The Bible has a lot to say about what and how we should remember, as a simple search for various forms of the words for remembering would demonstrate. In his book Volf discusses his own memories of being interrogated and tormented for his personal views while a member of the Yugoslavian army and he later comes back to the subject to apply what he might learn from Israel’s own way of remembering:
To return to my own experience in the Yugoslavian army, I can view myself primarily as a person who was terrorized by powerful people against whom I was helpless and whose intensions I could not discern. Or I can see myself primarily as a person who, after some suffering, has been delivered by God and given a new life, somewhat like the ancient Israelites, who in their sacred writings saw themselves not primarily as those who suffered in Egypt but as those who were delivered by Yahweh. I can be angry about suffering. I can be thankful for deliverance. I can be both. I can also let that year of suffering recede somewhere into a distant background and stretch myself toward the future….” (page 26)

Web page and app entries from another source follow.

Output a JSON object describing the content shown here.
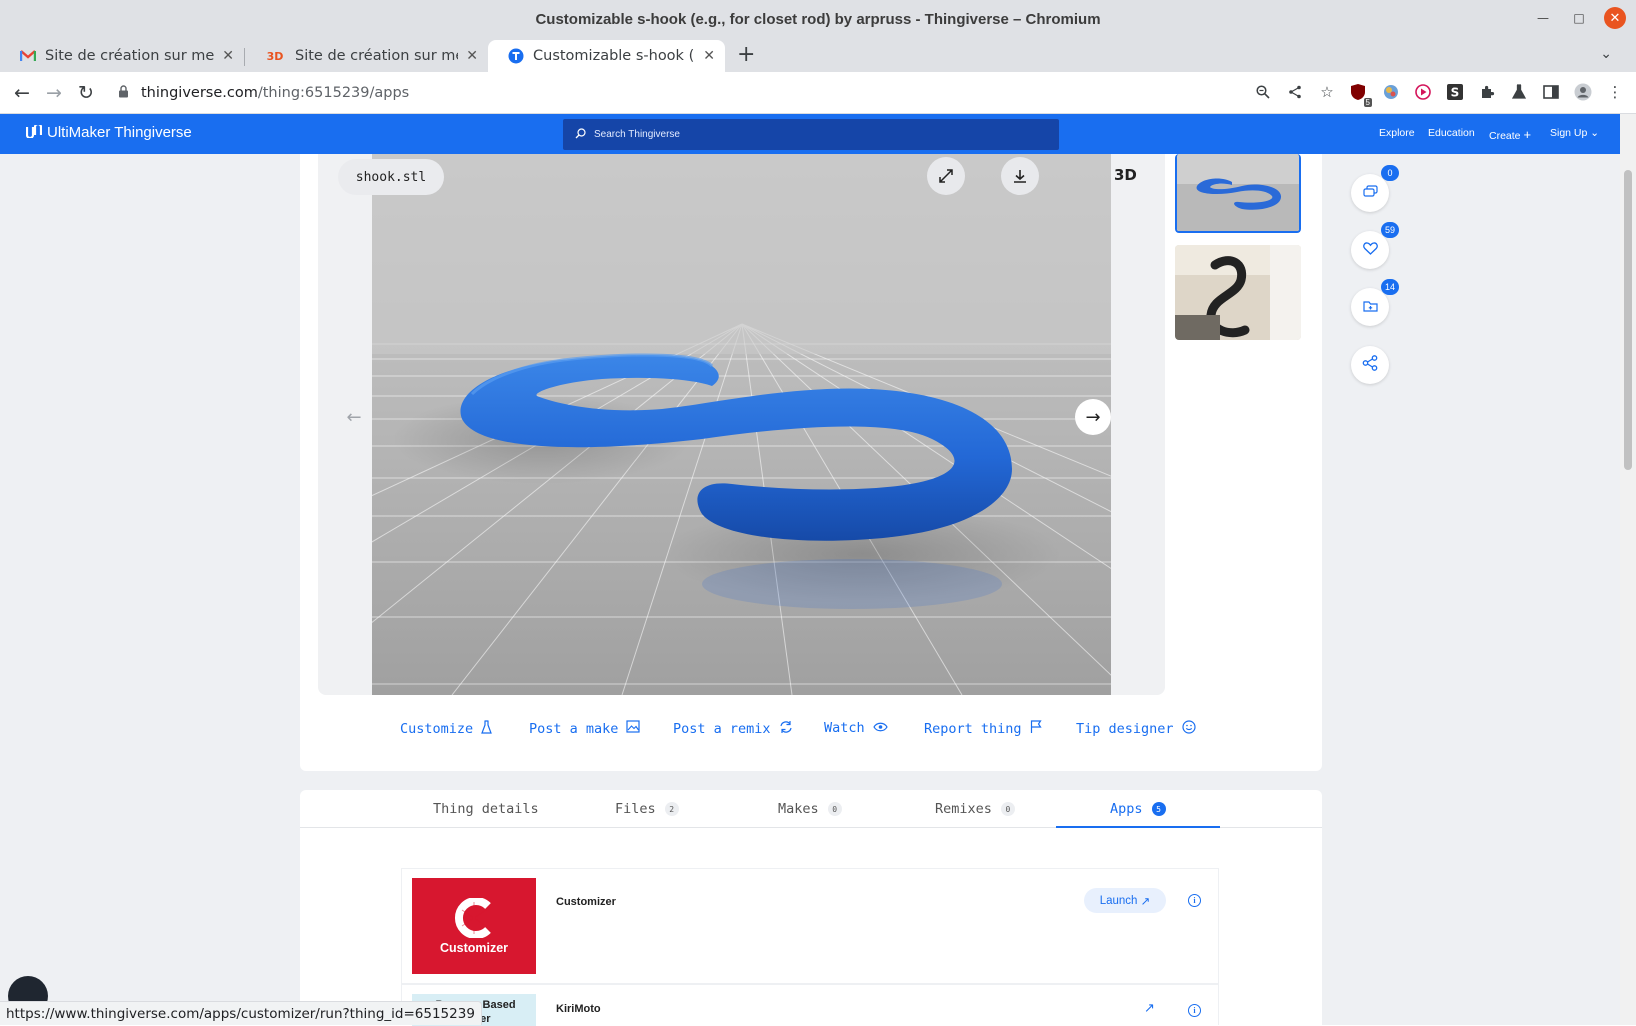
{
  "window": {
    "title": "Customizable s-hook (e.g., for closet rod) by arpruss - Thingiverse – Chromium"
  },
  "tabs": [
    {
      "label": "Site de création sur mesure",
      "favicon": "gmail-icon"
    },
    {
      "label": "Site de création sur mesure",
      "favicon": "3d-icon",
      "favicon_text": "3D"
    },
    {
      "label": "Customizable s-hook (e.g., for closet rod)",
      "favicon": "thingiverse-icon"
    }
  ],
  "toolbar": {
    "url_host": "thingiverse.com",
    "url_path": "/thing:6515239/apps"
  },
  "extensions": {
    "ublock_badge": "5"
  },
  "header": {
    "logo": "UltiMaker Thingiverse",
    "search_placeholder": "Search Thingiverse",
    "nav": [
      "Explore",
      "Education",
      "Create",
      "Sign Up"
    ]
  },
  "viewer": {
    "file_name": "shook.stl",
    "mode_label": "3D"
  },
  "actions": [
    {
      "label": "Customize",
      "icon": "flask-icon"
    },
    {
      "label": "Post a make",
      "icon": "image-icon"
    },
    {
      "label": "Post a remix",
      "icon": "remix-icon"
    },
    {
      "label": "Watch",
      "icon": "eye-icon"
    },
    {
      "label": "Report thing",
      "icon": "flag-icon"
    },
    {
      "label": "Tip designer",
      "icon": "smiley-icon"
    }
  ],
  "social": {
    "comments": "0",
    "likes": "59",
    "collections": "14"
  },
  "page_tabs": [
    {
      "label": "Thing details",
      "count": ""
    },
    {
      "label": "Files",
      "count": "2"
    },
    {
      "label": "Makes",
      "count": "0"
    },
    {
      "label": "Remixes",
      "count": "0"
    },
    {
      "label": "Apps",
      "count": "5"
    }
  ],
  "apps": [
    {
      "name": "Customizer",
      "logo_text": "Customizer",
      "launch_label": "Launch"
    },
    {
      "name": "KiriMoto",
      "logo_text": "Browser Based Slicer"
    }
  ],
  "status_bar": {
    "url": "https://www.thingiverse.com/apps/customizer/run?thing_id=6515239"
  },
  "colors": {
    "brand": "#196ef0",
    "customizer_red": "#d7172f"
  }
}
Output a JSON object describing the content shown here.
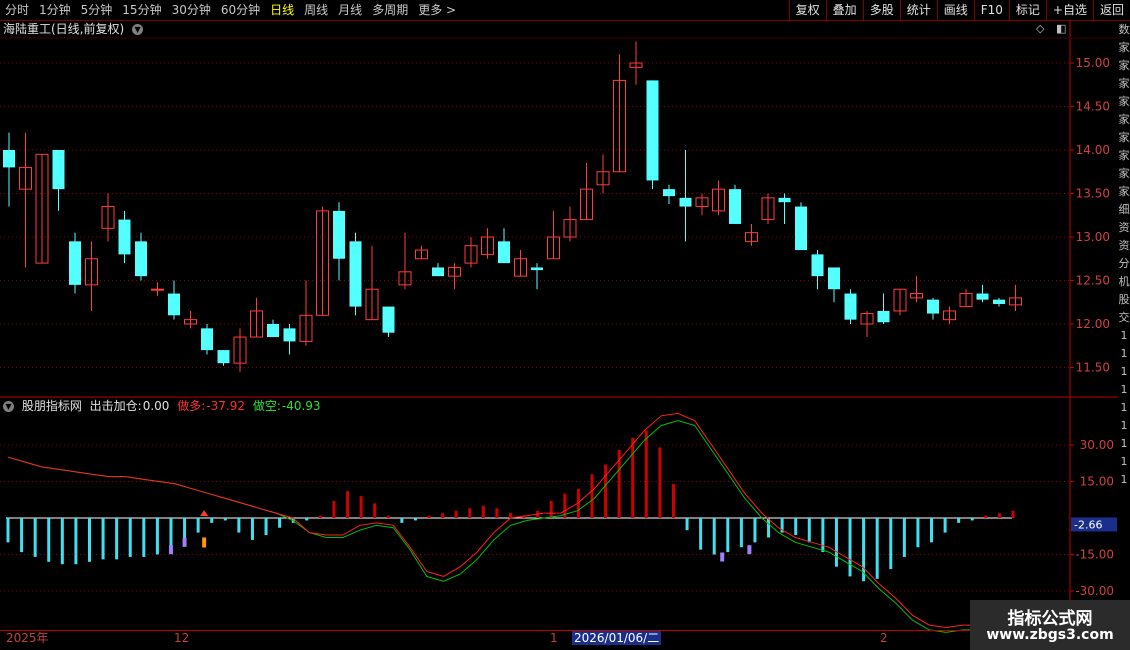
{
  "toolbar": {
    "periods": [
      "分时",
      "1分钟",
      "5分钟",
      "15分钟",
      "30分钟",
      "60分钟",
      "日线",
      "周线",
      "月线",
      "多周期",
      "更多"
    ],
    "active_period": "日线",
    "buttons": [
      "复权",
      "叠加",
      "多股",
      "统计",
      "画线",
      "F10",
      "标记",
      "+自选",
      "返回"
    ]
  },
  "main_title": "海陆重工(日线,前复权)",
  "price_axis": [
    "15.00",
    "14.50",
    "14.00",
    "13.50",
    "13.00",
    "12.50",
    "12.00",
    "11.50"
  ],
  "candles": [
    [
      14.0,
      13.8,
      13.35,
      14.2
    ],
    [
      13.55,
      13.8,
      12.65,
      14.2
    ],
    [
      12.7,
      13.95,
      12.7,
      13.95
    ],
    [
      14.0,
      13.55,
      13.3,
      14.0
    ],
    [
      12.95,
      12.45,
      12.35,
      13.05
    ],
    [
      12.45,
      12.75,
      12.15,
      12.95
    ],
    [
      13.1,
      13.35,
      12.95,
      13.5
    ],
    [
      13.2,
      12.8,
      12.7,
      13.3
    ],
    [
      12.95,
      12.55,
      12.5,
      13.05
    ],
    [
      12.4,
      12.4,
      12.32,
      12.48
    ],
    [
      12.35,
      12.1,
      12.05,
      12.5
    ],
    [
      12.0,
      12.05,
      11.95,
      12.15
    ],
    [
      11.95,
      11.7,
      11.65,
      12.0
    ],
    [
      11.7,
      11.55,
      11.52,
      11.7
    ],
    [
      11.55,
      11.85,
      11.45,
      11.95
    ],
    [
      11.85,
      12.15,
      11.85,
      12.3
    ],
    [
      12.0,
      11.85,
      11.85,
      12.05
    ],
    [
      11.95,
      11.8,
      11.65,
      12.0
    ],
    [
      11.8,
      12.1,
      11.75,
      12.5
    ],
    [
      12.1,
      13.3,
      12.1,
      13.35
    ],
    [
      13.3,
      12.75,
      12.5,
      13.4
    ],
    [
      12.95,
      12.2,
      12.1,
      13.05
    ],
    [
      12.05,
      12.4,
      12.05,
      12.9
    ],
    [
      12.2,
      11.9,
      11.85,
      12.2
    ],
    [
      12.45,
      12.6,
      12.4,
      13.05
    ],
    [
      12.75,
      12.85,
      12.75,
      12.9
    ],
    [
      12.65,
      12.55,
      12.55,
      12.7
    ],
    [
      12.55,
      12.65,
      12.4,
      12.7
    ],
    [
      12.7,
      12.9,
      12.65,
      13.0
    ],
    [
      12.8,
      13.0,
      12.75,
      13.1
    ],
    [
      12.95,
      12.7,
      12.7,
      13.1
    ],
    [
      12.55,
      12.75,
      12.55,
      12.85
    ],
    [
      12.65,
      12.62,
      12.4,
      12.7
    ],
    [
      12.75,
      13.0,
      12.75,
      13.3
    ],
    [
      13.0,
      13.2,
      12.95,
      13.35
    ],
    [
      13.2,
      13.55,
      13.2,
      13.85
    ],
    [
      13.6,
      13.75,
      13.5,
      13.95
    ],
    [
      13.75,
      14.8,
      13.75,
      15.1
    ],
    [
      14.95,
      15.0,
      14.75,
      15.25
    ],
    [
      14.8,
      13.65,
      13.55,
      14.8
    ],
    [
      13.55,
      13.47,
      13.38,
      13.6
    ],
    [
      13.45,
      13.35,
      12.95,
      14.0
    ],
    [
      13.35,
      13.45,
      13.25,
      13.5
    ],
    [
      13.3,
      13.55,
      13.25,
      13.65
    ],
    [
      13.55,
      13.15,
      13.15,
      13.6
    ],
    [
      12.95,
      13.05,
      12.9,
      13.15
    ],
    [
      13.2,
      13.45,
      13.15,
      13.5
    ],
    [
      13.45,
      13.4,
      13.15,
      13.5
    ],
    [
      13.35,
      12.85,
      12.85,
      13.4
    ],
    [
      12.8,
      12.55,
      12.4,
      12.85
    ],
    [
      12.65,
      12.4,
      12.25,
      12.65
    ],
    [
      12.35,
      12.05,
      12.0,
      12.4
    ],
    [
      12.0,
      12.12,
      11.85,
      12.15
    ],
    [
      12.15,
      12.02,
      12.0,
      12.35
    ],
    [
      12.15,
      12.4,
      12.1,
      12.4
    ],
    [
      12.3,
      12.35,
      12.25,
      12.55
    ],
    [
      12.28,
      12.12,
      12.05,
      12.3
    ],
    [
      12.05,
      12.15,
      12.0,
      12.2
    ],
    [
      12.2,
      12.35,
      12.2,
      12.4
    ],
    [
      12.35,
      12.28,
      12.25,
      12.45
    ],
    [
      12.28,
      12.23,
      12.2,
      12.3
    ],
    [
      12.22,
      12.3,
      12.15,
      12.45
    ]
  ],
  "indicator": {
    "name": "股朋指标网",
    "label1": "出击加仓:",
    "value1": "0.00",
    "label2": "做多:",
    "value2": "-37.92",
    "label3": "做空:",
    "value3": "-40.93",
    "axis": [
      "30.00",
      "15.00",
      "-15.00",
      "-30.00"
    ],
    "current_value": "-2.66",
    "colors": {
      "up": "#ff2020",
      "down": "#00c000",
      "bar_pos": "#cc0000",
      "bar_neg": "#40e0f0",
      "accent": "#ff9900",
      "marker": "#a080ff"
    }
  },
  "histogram": [
    -10,
    -14,
    -16,
    -18,
    -19,
    -19,
    -18,
    -17,
    -17,
    -16,
    -16,
    -15,
    -12,
    -9,
    -6,
    -2,
    -1,
    -6,
    -9,
    -7,
    -4,
    -2,
    -1,
    1,
    7,
    11,
    9,
    6,
    1,
    -2,
    -1,
    1,
    2,
    3,
    4,
    5,
    4,
    2,
    1,
    3,
    7,
    10,
    12,
    18,
    22,
    28,
    33,
    36,
    29,
    14,
    -5,
    -13,
    -15,
    -14,
    -12,
    -10,
    -8,
    -6,
    -7,
    -10,
    -14,
    -20,
    -24,
    -26,
    -25,
    -21,
    -16,
    -12,
    -10,
    -6,
    -2,
    -1,
    1,
    2,
    3
  ],
  "fast_line": [
    25,
    23,
    21,
    20,
    19,
    18,
    17,
    17,
    16,
    15,
    14,
    12,
    10,
    8,
    6,
    4,
    2,
    0,
    -6,
    -7,
    -7,
    -3,
    -2,
    -3,
    -12,
    -22,
    -24,
    -20,
    -14,
    -6,
    0,
    1,
    2,
    2,
    6,
    12,
    20,
    28,
    36,
    42,
    43,
    40,
    30,
    20,
    10,
    2,
    -4,
    -8,
    -10,
    -12,
    -16,
    -20,
    -27,
    -33,
    -40,
    -44,
    -45,
    -44,
    -44,
    -43,
    -42
  ],
  "slow_line": [
    25,
    23,
    21,
    20,
    19,
    18,
    17,
    17,
    16,
    15,
    14,
    12,
    10,
    8,
    6,
    4,
    2,
    -1,
    -6,
    -8,
    -8,
    -5,
    -3,
    -4,
    -13,
    -24,
    -26,
    -23,
    -17,
    -9,
    -3,
    -1,
    0,
    1,
    3,
    8,
    16,
    24,
    32,
    38,
    40,
    38,
    28,
    18,
    8,
    0,
    -6,
    -10,
    -12,
    -14,
    -18,
    -22,
    -29,
    -35,
    -42,
    -46,
    -47,
    -46,
    -46,
    -45,
    -43
  ],
  "date_axis": {
    "year": "2025年",
    "m12": "12",
    "m1": "1",
    "selected": "2026/01/06/二",
    "m2": "2"
  },
  "side_chars": [
    "数",
    "家",
    "家",
    "家",
    "家",
    "家",
    "家",
    "家",
    "家",
    "家",
    "细",
    "资",
    "资",
    "分",
    "机",
    "股",
    "交",
    "1",
    "1",
    "1",
    "1",
    "1",
    "1",
    "1",
    "1",
    "1"
  ],
  "watermark": {
    "line1": "指标公式网",
    "line2": "www.zbgs3.com"
  }
}
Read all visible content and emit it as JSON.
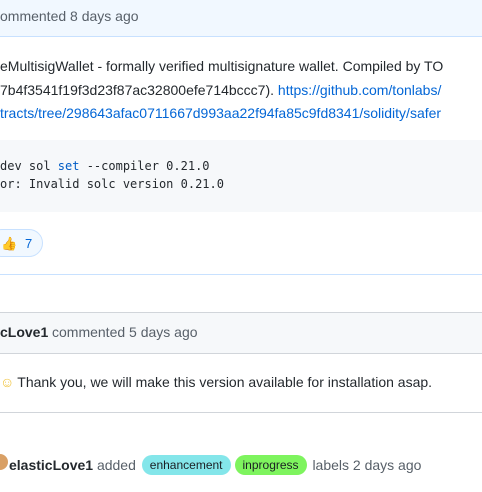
{
  "comment1": {
    "header_text": "ommented 8 days ago",
    "body": {
      "line1": "eMultisigWallet - formally verified multisignature wallet. Compiled by TO",
      "line2_plain": "7b4f3541f19f3d23f87ac32800efe714bccc7). ",
      "line2_link": "https://github.com/tonlabs/",
      "line3_link": "tracts/tree/298643afac0711667d993aa22f94fa85c9fd8341/solidity/safer"
    },
    "code": {
      "line1_pre": "dev sol ",
      "line1_kw": "set",
      "line1_post": " --compiler 0.21.0",
      "line2": "or: Invalid solc version 0.21.0"
    },
    "reaction": {
      "emoji": "👍",
      "icon": "thumbs-up-icon",
      "count": "7"
    }
  },
  "comment2": {
    "author": "cLove1",
    "meta": "commented 5 days ago",
    "body": "Thank you, we will make this version available for installation asap."
  },
  "event": {
    "actor": "elasticLove1",
    "action": "added",
    "labels": [
      {
        "name": "enhancement",
        "color": "#84e6ea"
      },
      {
        "name": "inprogress",
        "color": "#7ef45e"
      }
    ],
    "suffix": "labels 2 days ago"
  }
}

There is much more to be gained from Volf’s book. My prayer is that we may learn to remember rightly – to remember correctly – as we learn to watch for our natural tendency to distort our memories in ways that exonerate (or possibly pile excessive amounts of guilt on) ourselves and that portray our perceived oppressors as greater villains than they actually were, and that God may be glorified as his grace, goodness and mercy loom ever larger in our minds as we fully recognize his role as the one who redeems our lives through our gracious Lord and Savior Jesus Christ.

No comments:

Post a Comment